# [WHAT IS EXPECTED]
List each line of the data in which the string "Wartung" appears.

# [Excerpts from a dataset]

——————————

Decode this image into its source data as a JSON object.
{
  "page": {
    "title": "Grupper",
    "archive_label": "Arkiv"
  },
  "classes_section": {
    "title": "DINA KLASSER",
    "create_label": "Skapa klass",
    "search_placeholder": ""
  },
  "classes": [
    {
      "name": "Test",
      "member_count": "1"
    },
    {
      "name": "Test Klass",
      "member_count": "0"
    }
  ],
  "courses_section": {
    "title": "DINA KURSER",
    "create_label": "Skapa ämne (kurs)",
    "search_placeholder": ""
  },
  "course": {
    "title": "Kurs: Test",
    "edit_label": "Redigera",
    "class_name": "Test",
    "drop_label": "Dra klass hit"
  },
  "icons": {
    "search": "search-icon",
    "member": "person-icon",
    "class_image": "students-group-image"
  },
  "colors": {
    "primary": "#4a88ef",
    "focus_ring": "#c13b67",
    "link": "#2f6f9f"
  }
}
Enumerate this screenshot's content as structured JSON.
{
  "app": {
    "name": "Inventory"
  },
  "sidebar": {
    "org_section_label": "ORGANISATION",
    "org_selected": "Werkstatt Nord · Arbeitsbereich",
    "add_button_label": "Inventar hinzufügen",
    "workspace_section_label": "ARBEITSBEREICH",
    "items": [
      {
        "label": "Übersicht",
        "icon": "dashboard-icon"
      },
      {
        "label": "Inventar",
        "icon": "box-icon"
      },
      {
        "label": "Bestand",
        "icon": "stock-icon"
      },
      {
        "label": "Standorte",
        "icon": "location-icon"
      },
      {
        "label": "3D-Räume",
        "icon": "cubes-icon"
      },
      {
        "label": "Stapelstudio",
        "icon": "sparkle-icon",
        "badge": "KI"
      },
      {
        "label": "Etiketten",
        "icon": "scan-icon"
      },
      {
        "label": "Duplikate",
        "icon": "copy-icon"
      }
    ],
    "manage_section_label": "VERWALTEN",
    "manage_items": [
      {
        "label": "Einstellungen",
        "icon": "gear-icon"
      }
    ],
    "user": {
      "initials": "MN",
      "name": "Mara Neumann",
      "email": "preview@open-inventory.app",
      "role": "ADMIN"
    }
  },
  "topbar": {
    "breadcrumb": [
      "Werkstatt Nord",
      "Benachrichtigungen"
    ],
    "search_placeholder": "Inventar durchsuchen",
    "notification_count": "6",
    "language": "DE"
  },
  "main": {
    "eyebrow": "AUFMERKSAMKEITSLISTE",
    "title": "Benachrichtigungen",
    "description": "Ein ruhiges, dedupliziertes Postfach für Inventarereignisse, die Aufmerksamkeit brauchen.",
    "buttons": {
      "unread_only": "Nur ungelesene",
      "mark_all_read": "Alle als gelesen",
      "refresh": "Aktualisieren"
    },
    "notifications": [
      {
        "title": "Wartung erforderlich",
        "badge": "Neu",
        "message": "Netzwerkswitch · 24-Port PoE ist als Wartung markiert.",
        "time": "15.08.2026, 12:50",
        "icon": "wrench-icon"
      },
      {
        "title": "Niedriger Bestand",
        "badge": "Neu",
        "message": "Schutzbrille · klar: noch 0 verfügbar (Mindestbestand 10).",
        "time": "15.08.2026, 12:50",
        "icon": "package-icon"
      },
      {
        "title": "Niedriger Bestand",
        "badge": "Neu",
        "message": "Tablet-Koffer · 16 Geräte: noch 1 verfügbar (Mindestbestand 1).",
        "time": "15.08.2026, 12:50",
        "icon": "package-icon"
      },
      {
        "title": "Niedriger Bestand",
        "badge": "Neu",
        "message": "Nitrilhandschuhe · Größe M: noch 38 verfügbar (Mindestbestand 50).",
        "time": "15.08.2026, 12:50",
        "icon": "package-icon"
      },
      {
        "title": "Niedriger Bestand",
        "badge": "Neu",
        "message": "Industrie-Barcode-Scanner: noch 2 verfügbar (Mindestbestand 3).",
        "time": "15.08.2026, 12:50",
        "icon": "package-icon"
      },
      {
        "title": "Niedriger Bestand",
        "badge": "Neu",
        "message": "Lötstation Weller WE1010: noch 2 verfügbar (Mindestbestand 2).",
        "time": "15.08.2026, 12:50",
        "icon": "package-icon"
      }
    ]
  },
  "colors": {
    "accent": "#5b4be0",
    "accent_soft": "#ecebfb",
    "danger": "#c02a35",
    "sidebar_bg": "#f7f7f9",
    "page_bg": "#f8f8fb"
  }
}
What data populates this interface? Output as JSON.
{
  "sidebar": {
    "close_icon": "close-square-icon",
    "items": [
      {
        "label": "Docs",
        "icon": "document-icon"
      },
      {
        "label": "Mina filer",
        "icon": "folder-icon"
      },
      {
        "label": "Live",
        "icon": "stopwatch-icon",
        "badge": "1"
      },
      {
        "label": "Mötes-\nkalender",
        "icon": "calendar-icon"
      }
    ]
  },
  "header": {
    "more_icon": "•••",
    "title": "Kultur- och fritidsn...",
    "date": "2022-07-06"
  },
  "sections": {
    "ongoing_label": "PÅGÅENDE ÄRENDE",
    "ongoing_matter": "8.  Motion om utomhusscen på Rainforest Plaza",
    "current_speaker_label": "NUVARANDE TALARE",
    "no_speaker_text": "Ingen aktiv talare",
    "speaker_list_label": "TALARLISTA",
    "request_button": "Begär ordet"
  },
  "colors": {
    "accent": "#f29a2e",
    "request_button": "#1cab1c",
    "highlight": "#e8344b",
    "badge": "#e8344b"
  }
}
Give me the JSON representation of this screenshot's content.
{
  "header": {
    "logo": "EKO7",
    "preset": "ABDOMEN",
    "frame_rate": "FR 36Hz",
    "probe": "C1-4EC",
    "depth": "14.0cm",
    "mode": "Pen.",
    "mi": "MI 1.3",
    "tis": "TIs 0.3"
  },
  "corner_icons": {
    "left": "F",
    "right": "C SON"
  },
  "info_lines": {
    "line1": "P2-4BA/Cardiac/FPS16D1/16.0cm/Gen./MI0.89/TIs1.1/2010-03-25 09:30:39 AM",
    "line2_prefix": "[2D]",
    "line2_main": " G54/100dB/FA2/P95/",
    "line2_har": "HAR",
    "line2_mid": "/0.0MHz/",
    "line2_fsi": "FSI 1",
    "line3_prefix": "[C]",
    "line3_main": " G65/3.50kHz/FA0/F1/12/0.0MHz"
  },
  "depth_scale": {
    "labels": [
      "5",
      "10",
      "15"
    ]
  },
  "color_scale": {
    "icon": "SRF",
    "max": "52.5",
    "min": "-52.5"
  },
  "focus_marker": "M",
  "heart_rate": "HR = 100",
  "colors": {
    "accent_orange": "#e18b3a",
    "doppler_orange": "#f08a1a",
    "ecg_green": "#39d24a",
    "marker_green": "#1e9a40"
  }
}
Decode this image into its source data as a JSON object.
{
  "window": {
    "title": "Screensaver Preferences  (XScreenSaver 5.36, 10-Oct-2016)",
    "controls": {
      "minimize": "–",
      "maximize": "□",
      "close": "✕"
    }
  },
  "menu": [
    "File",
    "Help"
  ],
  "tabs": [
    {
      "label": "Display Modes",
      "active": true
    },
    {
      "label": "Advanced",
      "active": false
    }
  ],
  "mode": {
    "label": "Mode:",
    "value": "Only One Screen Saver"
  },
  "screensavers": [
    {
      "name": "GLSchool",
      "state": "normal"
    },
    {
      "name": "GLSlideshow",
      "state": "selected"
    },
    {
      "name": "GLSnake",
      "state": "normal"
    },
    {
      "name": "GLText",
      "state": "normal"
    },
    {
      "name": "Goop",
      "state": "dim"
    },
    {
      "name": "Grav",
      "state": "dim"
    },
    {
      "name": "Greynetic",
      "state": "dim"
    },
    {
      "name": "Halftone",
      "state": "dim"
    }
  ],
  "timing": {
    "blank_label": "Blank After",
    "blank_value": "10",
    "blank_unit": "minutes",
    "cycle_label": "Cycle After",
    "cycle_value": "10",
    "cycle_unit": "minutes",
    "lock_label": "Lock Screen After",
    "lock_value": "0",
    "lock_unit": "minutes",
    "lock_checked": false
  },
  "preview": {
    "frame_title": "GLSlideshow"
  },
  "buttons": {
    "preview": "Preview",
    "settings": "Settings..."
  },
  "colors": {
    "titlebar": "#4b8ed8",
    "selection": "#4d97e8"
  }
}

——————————

# [EXERCISE SOLUTION]
        "title": "Wartung erforderlich",
        "message": "Netzwerkswitch · 24-Port PoE ist als Wartung markiert.",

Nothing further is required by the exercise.